Effect of soil contamination with cadmium and application of neutralizing substances on the yield of oat (Avena sativa L.) and on the uptake of cadmium by this crop
Cadmium emitted to the natural environment due to anthropogenic pressure can easily move through the trophic chain, thus posing a threat to human and animal health. Soil contamination with cadmium can cause disorders in the growth and development of plants, and therefore may have an adverse effect on the volume and quality of yields. The purpose of this study has been to evaluate the effect of soil contamination with incremental doses of cadmium together with the application of neutralizing substances on the yield of oat (Avena sativa L.) and on the content, uptake and distribution of cadmium in oat plants. The research was based on a pot experiment conducted on cv. Dragon oat, grown on soil with the grain-size composition of loamy sand. Cadmium was introduced to soil in the form of cadmium chloride, in doses equal 0, 10, 20, 30 and 40 mg Cd kg-1. In order to alleviate the negative effect of soil contamination with cadmium, neutralizing substances were used, such as compost, lime and brown coal. The statistical analysis of the results demonstrated the presence of a negative correlation between the cadmium doses and the volume of oat yields. The lowest cadmium dose (10 mg Cd kg-1 of soil) significantly decreased the yield of oat straw and roots; regarding the grain yield, it was significantly depressed by the two highest cadmium doses (30 and 40 mg Cd kg-1 of soil). Of the three neutralizing substances applied, compost had a positive effect on the quantity of grain yield, compost and brown coal affected positively the yield of straw, while soil liming significantly decreased the yield of roots. Soil contamination with cadmium significantly affected the content of cadmium, raising it in the separated parts of oat plants, of which roots contained the distinctly highest amounts of the pollutant. The highest cadmium uptake (1.50 mg Cd pot-1) was detected in oat straw, which on average accumulated 58% of this xenobiotic. All the applied substances neutralizing the soil contamination with cadmium significantly decreased the content and the uptake of this element by oat grain, straw and roots, with lime producing the strongest impact.

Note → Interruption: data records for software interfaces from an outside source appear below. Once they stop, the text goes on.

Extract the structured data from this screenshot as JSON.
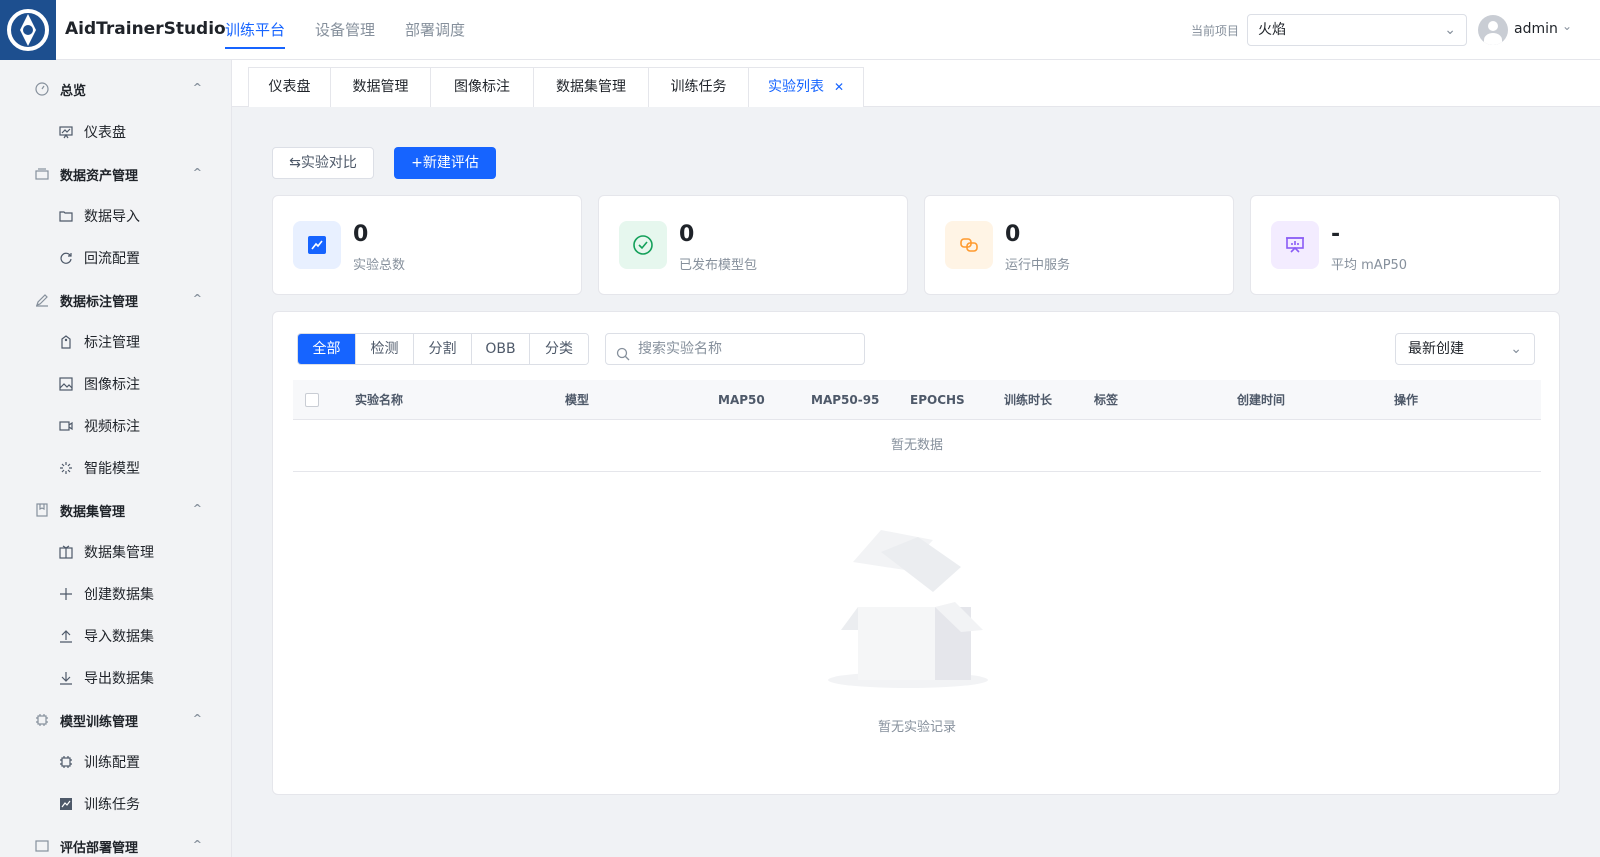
{
  "header": {
    "app_name": "AidTrainerStudio",
    "nav": [
      "训练平台",
      "设备管理",
      "部署调度"
    ],
    "project_label": "当前项目",
    "project_value": "火焰",
    "user": "admin"
  },
  "sidebar": {
    "groups": [
      {
        "label": "总览",
        "items": [
          "仪表盘"
        ]
      },
      {
        "label": "数据资产管理",
        "items": [
          "数据导入",
          "回流配置"
        ]
      },
      {
        "label": "数据标注管理",
        "items": [
          "标注管理",
          "图像标注",
          "视频标注",
          "智能模型"
        ]
      },
      {
        "label": "数据集管理",
        "items": [
          "数据集管理",
          "创建数据集",
          "导入数据集",
          "导出数据集"
        ]
      },
      {
        "label": "模型训练管理",
        "items": [
          "训练配置",
          "训练任务"
        ]
      },
      {
        "label": "评估部署管理",
        "items": []
      }
    ]
  },
  "tabs": [
    "仪表盘",
    "数据管理",
    "图像标注",
    "数据集管理",
    "训练任务",
    "实验列表"
  ],
  "toolbar": {
    "compare": "实验对比",
    "new_eval": "新建评估"
  },
  "stats": [
    {
      "value": "0",
      "label": "实验总数"
    },
    {
      "value": "0",
      "label": "已发布模型包"
    },
    {
      "value": "0",
      "label": "运行中服务"
    },
    {
      "value": "-",
      "label": "平均 mAP50"
    }
  ],
  "filters": [
    "全部",
    "检测",
    "分割",
    "OBB",
    "分类"
  ],
  "search_placeholder": "搜索实验名称",
  "sort_value": "最新创建",
  "table": {
    "columns": [
      "实验名称",
      "模型",
      "MAP50",
      "MAP50-95",
      "EPOCHS",
      "训练时长",
      "标签",
      "创建时间",
      "操作"
    ],
    "empty_row": "暂无数据"
  },
  "empty_text": "暂无实验记录",
  "colors": {
    "accent": "#1664ff",
    "logo_bg": "#1d4f8f"
  }
}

Rolka E. 2015. Effect of soil contamination with cadmium and application of neutralizing substances on the yield of oat (Avena sativa L.) and on the uptake of cadmium by this crop. J. Elem., 20(4): 975 - 986, DOI: 10.5601/jelem.2014.19.4.810
cadmium, soil, neutralizing substances, oat, uptake, distribution